Another Way of Looking: Influences from Islam
main gallery: May 21 to June 26, 2010
Susanne Slavick, Rebirth: Eve’s Escort, 2007, gouache on archival digital print, 16x24”
Raised in a Catholic home by a father who studied in the seminary and a mother who converted from Lutheranism, I have long been influenced by the images and symbols of faith. My outlook on social and political justice and commitment to pacifism was deeply informed by my religious education. Just as I have explored and translated the iconography and spirit within my own Christian culture — its saintliest acts and bloodiest mistakes — I have also sought to learn more about other faiths, especially the faith of our supposed enemies: Islam.
As a citizen of a country that is often at war, I resist the demonization of any population and seek to reveal the religious and cultural expression of those we willfully or obliviously misunderstand here and abroad. I do not presume any expertise in Islam and recognize its diversity of religious expression. I borrow images from its art and architecture, knowing that I am an outsider. In considering and responding to its traditions, I seek to reveal, regret and reconstruct that which is threatened, lost or ruined in countries currently under attack. I see my artwork (the R&R(&R) series in particular) as a kind of empathic restitution.
My work has been influenced by the religion of Islam as expressed through its visual and literary culture. I am immersed in an ongoing search to discover and establish connections between Islamic culture and my own. Rejecting the intolerance of fundamentalism, whether Judeo-Christian or Islamic, I seek the principles and practitioners of faiths that insure our ability to do more than simply survive, to live good lives and perform good works, whether we attain salvation or not.
Susanne Slavick is an artist whose imagery relies on sources ranging from antiquated cartography to Persian miniatures to internet documentation of sites in conflict. With the crossed eyes of a realist and idealist, her recent paintings and works on paper are attempts at empathic restitution, gestures of recognition, remorse and recovery in face of devastation.

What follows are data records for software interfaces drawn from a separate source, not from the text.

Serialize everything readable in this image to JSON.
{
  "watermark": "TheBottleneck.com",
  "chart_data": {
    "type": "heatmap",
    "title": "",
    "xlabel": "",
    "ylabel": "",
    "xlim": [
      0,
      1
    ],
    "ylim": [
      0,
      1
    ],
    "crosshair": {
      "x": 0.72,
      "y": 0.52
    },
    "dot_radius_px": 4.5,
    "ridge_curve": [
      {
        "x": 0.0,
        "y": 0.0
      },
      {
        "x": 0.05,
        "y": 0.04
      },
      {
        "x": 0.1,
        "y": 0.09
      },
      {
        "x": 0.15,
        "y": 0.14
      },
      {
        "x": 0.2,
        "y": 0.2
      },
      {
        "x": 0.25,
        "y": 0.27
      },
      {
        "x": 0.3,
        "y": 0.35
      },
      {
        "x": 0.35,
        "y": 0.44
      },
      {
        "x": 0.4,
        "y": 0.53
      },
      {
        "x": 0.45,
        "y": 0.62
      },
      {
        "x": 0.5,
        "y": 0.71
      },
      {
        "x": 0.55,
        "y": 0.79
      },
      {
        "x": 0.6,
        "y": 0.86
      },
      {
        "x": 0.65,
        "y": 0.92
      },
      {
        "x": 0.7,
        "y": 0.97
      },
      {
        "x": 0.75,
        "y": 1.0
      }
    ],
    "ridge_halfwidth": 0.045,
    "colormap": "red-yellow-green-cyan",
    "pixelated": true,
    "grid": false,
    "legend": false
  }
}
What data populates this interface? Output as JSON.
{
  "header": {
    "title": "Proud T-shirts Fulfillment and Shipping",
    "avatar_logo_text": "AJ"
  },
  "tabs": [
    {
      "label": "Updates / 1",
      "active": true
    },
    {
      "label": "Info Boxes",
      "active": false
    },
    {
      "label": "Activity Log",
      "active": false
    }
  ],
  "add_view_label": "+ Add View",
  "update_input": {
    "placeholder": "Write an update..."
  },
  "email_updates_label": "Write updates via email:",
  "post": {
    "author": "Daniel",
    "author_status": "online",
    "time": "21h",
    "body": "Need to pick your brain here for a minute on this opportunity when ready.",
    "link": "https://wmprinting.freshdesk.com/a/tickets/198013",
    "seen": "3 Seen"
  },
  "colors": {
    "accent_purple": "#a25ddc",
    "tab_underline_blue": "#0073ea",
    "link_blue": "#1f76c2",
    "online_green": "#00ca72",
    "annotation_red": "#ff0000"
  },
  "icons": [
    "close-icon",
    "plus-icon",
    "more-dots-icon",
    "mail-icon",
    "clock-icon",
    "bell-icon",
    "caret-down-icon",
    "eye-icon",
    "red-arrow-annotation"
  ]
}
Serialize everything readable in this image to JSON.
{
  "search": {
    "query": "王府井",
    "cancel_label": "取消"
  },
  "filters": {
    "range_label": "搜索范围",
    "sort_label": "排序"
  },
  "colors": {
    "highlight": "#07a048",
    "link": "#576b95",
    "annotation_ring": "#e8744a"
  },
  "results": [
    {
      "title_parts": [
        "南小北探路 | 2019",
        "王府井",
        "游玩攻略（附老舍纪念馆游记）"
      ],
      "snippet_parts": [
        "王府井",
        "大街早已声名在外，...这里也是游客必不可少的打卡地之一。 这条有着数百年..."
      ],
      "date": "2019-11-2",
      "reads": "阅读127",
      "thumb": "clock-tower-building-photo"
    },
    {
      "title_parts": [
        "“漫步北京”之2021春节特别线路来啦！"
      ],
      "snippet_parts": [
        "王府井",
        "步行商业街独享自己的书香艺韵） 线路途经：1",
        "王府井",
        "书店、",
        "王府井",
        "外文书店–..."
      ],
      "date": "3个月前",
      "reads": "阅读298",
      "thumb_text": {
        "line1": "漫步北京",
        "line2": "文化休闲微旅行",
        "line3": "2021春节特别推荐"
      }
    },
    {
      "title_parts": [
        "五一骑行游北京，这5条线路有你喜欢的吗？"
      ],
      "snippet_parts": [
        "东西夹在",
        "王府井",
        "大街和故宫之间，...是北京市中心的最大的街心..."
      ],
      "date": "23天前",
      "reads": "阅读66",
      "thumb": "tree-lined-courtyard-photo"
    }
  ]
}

Slavick is the Andrew W. Mellon Professor of Art at Carnegie Mellon. Graduating from Yale University in 1978, she subsequently studied at Jagiellonian University in Krakow and earned her MFA at Tyler School of Art in Rome and Philadelphia. Slavick has exhibited in museums and galleries in across the country as well as in Europe and Asia. Her paintings have been recognized through an artist fellowship from the National Endowment for the Arts and four awards from the Pennsylvania Council on the Arts. In 2008, she was designated “Artist of the Year” by the Pittsburgh Center for the Arts where she premiered “R&R(&R)”. Works from this ongoing series of works on paper have traveled to the Warhol Museum in Pittsburgh, Rutgers University, the Chicago Cultural Center, Bradley University and Art Chicago through Zolla Lieberman Gallery. Her solo show at McDonough Museum of Art in Youngstown, Ohio opens this fall.